Google for Education has announced a new partnership with Figma. The companies will bring Figma’s design and prototyping platform as well as its collaborative whiteboarding app FigJam to education Chromebooks. Schools can apply now to the beta program, which will begin over the summer.
bluehillco reporter Dami Lee described Figma as “Google Docs for design.” Like Google’s software, Figma is primarily web-based and is a lighter load for a computer to run than many industry-standard creative programs. Figma also allows team members to collaborate in a way that is similar to how they might in Google Docs — but on prototypes and design projects rather than text. Users can add annotations and notes to projects, mark things with stickers, and even communicate through audio chat. Think of it sort of like a less powerful Adobe Illustrator, but collaborative, online, and sometimes better for app and web design.
The two companies hope the program, which will be free of charge for schools, will help make software engineering and design more accessible to younger students. “Computer science has not been the most accessible field over the years,” says Andy Russell, who leads product for Chrome OS Education. Russell hopes that Figma’s software will flatten the learning curve for students interested in trying the disciplines out while also giving them advanced tools to work with down the line. “Figma enables students to get in at the ground level with a low floor, but then gives them this extraordinarily high ceiling,” Russell says. He hopes the program will help to “graduate them into the next generation of software designers and software engineers.”
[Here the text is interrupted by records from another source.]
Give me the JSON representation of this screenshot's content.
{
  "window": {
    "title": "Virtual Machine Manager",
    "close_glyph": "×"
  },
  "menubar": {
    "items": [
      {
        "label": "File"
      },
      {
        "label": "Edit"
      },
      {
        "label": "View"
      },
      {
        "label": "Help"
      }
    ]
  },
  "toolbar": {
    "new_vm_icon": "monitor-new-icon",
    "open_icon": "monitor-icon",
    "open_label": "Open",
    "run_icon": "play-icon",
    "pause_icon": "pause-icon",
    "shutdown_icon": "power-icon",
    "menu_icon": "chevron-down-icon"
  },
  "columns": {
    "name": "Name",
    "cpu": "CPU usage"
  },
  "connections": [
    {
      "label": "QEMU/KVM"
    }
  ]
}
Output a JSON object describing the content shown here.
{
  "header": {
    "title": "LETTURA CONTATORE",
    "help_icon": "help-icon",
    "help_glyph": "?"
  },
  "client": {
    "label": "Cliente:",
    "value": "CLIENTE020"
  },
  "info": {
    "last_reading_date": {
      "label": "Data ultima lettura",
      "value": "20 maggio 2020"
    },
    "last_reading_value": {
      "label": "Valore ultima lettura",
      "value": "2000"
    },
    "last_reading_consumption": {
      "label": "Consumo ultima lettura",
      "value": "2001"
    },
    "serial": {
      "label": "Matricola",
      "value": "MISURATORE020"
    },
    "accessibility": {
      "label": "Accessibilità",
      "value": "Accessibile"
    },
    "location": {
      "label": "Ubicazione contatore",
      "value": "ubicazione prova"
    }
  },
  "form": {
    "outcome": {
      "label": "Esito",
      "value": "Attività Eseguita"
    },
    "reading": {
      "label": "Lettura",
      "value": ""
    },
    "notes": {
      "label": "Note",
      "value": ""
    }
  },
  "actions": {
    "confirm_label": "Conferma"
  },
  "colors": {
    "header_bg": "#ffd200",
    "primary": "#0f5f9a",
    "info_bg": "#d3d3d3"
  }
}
Even outside of those niches, Russell hopes that students can use the software for projects across disciplines. “We all grew up with the five-paragraph essay,” Russell says. But, “students today have so many other options: they can create timelines, they can create infographics, they can create storyboards for documentary film, they can create 3D models of architecture, an application to solve a problem, they can create a website.” He added, “Figma is an amazing tool that’s open-ended for students to be able to create any of those assets.”
The past few years have, unsurprisingly, seen demand for collaborative, cloud-based software (and whiteboarding features in particular) grow. Though schools have reopened following the widespread closures of the early pandemic, many are continuing to invest in online services. It’s also become more common for districts to issue students laptops over the years, increasing expectations that students might collaborate on and submit assignments online.
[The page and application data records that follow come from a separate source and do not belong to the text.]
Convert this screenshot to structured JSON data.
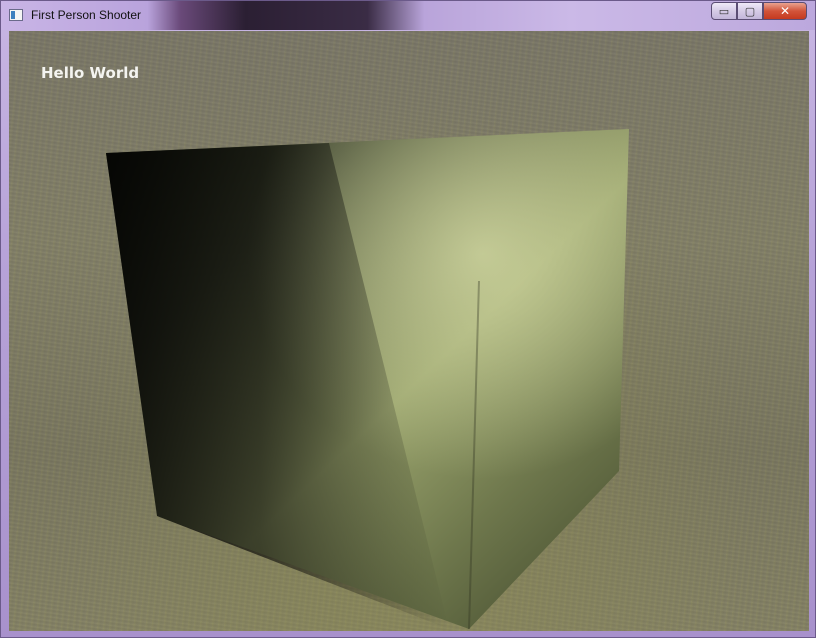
{
  "window": {
    "title": "First Person Shooter",
    "controls": {
      "minimize": "▭",
      "maximize": "▢",
      "close": "✕"
    }
  },
  "hud": {
    "text": "Hello World"
  },
  "scene": {
    "ground_color": "#807c6a",
    "cube_front_color": "#8c9463",
    "cube_side_color": "#1a1d12"
  }
}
These types of software aren’t new; many other companies make prototyping tools and whiteboarding platforms. But part of what’s made Figma so competitive in that space is its simplicity: it’s easy to run and intuitive to use.
Incidentally, that’s a big part of the Chromebook’s appeal as well, especially in the education space: it’s cheap; it takes a second to boot up; it’s simple to use; and it’s largely cloud-based. Such a partnership seems like a no-brainer in some ways, and Figma CEO Dylan Field certainly agrees. “We actually built Figma with Chromebooks in mind from the start. Back in 2015– 2016 we were testing our tools with Chromebooks,” he says.
Chromebooks have come a long way in the past few years, with fancier features and nicer hardware. But the power of the software you can get as a Chrome OS fan still doesn’t stack up to the offerings of the Windows ecosystem in every case. Creative work is one of these areas. The Adobe Creative Cloud, for example, is only available for Chrome OS in limited mobile forms (and even these lightweight apps often run slow, speaking from quite a bit of experience). The version Adobe XD, Adobe’s closest competitor to Figma that you can get on Chrome OS, is limited compared to the desktop version. Student Chromebooks running state of the art design software that’s optimized for them, on a wide scale, would be a good sign for the platform and a good sign for students.